Example Solaris output, followed by a description:
DevicePath Vendor Product ID EnclosureId DeviceId [Ctl,Bus,Tgt,Lun] --------------------------------------------------------------------------------- /dev/rdsk/c3t4d57s2 EMC SYMMETRIX 000187910258 013C [00,00,00,00] /dev/rdsk/c3t6d10s2 HP HSV200 5000-1FE1-5007-0020 6005-08B4-0010-5F49-0000-5000-408F-0000 [00,00,00,00]
The last line of output is wrapped.
Represents the actual access point for the device as it exists on the client host.
Unique for each physical disk array.
Unique for a physical disk or virtual disk in an enclosure. The Enclosure ID/DeviceID pair constitutes a client host-independent designation of a particular physical or virtual disk within a disk array.
Controller, bus, target, and LUN numbers are the elements that designate a particular physical or virtual disk from the perspective of the client host computer.
Example Linux output (wrapped to fit page):
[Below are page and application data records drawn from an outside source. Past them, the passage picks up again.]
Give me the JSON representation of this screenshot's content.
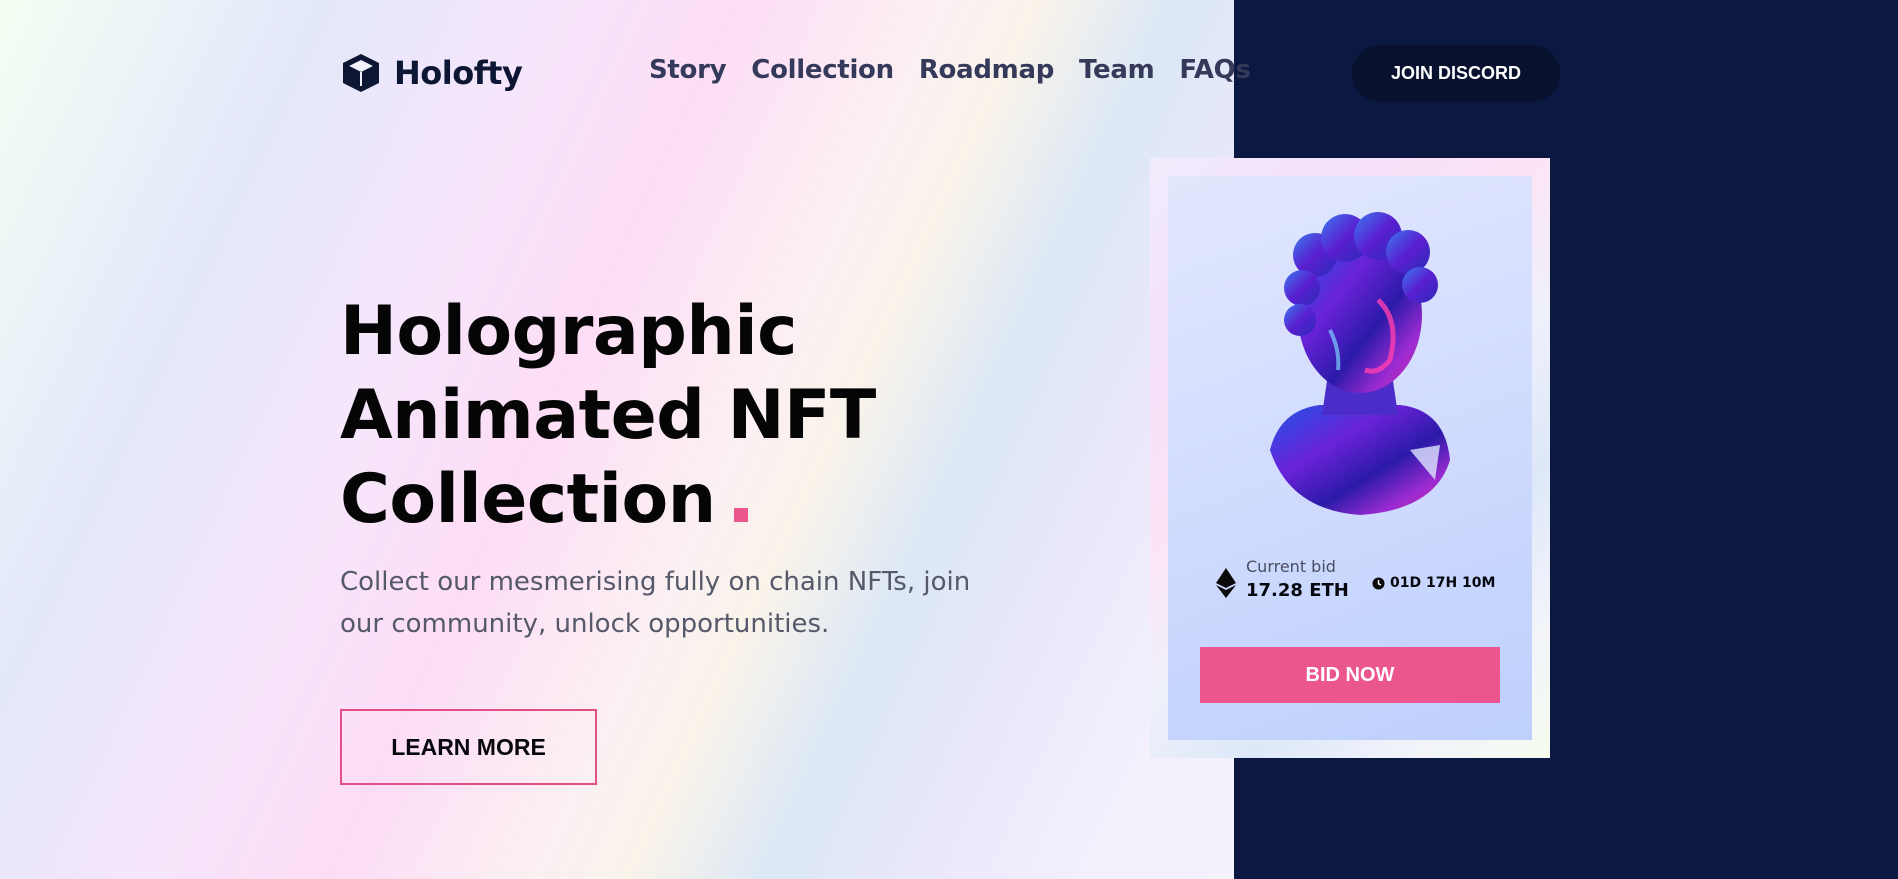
{
  "brand": {
    "name": "Holofty",
    "logo_icon": "cube-icon"
  },
  "nav": {
    "items": [
      "Story",
      "Collection",
      "Roadmap",
      "Team",
      "FAQs"
    ]
  },
  "header": {
    "cta_label": "JOIN DISCORD"
  },
  "hero": {
    "title_lines": [
      "Holographic",
      "Animated NFT",
      "Collection"
    ],
    "accent_mark": "square-dot",
    "subtitle": "Collect our mesmerising fully on chain NFTs, join our community, unlock opportunities.",
    "cta_label": "LEARN MORE"
  },
  "nft_card": {
    "image": "holographic-bust-image",
    "bid_label": "Current bid",
    "bid_value": "17.28 ETH",
    "bid_icon": "ethereum-icon",
    "timer_icon": "clock-icon",
    "timer_text": "01D 17H 10M",
    "cta_label": "BID NOW"
  },
  "colors": {
    "accent_pink": "#ec568e",
    "navy": "#0b1841",
    "button_dark": "#08122e",
    "text_dark": "#0d1633"
  }
}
DevicePath Vendor Product ID EnclosureId DeviceId [Ctl,Bus,Tgt,Lun] --------------------------------------------------------------------------------- /dev/sdb DGC RAID 5 APM00050602951 60:06:01:60:83:B0:11:00:4D:C4:8A:1D: 35:EC:DA:11 [01,00,00,00] /dev/sdc DGC RAID 5 APM00050602951 60:06:01:60:83:B0:11:00:4C:C4:8A:1D: 35:EC:DA:11 [01,00,00,01] /dev/sdd DGC RAID 5 APM00050602951 60:06:01:60:83:B0:11:00:4B:C4:8A:1D: 35:EC:DA:11 [01,00,00,02] /dev/sde DGC RAID 5 APM00050602951 60:06:01:60:83:B0:11:00:4A:C4:8A:1D: 35:EC:DA:11 [01,00,00,03] /dev/sdf HP HSV200 5000-1FE1-5007-0020 6005-08B4-0010-5F49-0000-5000-22F8-0000 [01,00,01,01] /dev/sdg HP HSV200 5000-1FE1-5007-0020 6005-08B4-0010-5F49-0000-5000-22FF-0000 [01,00,01,02]
Most of the output lines are wrapped.
DGC designates a CLARiiON device.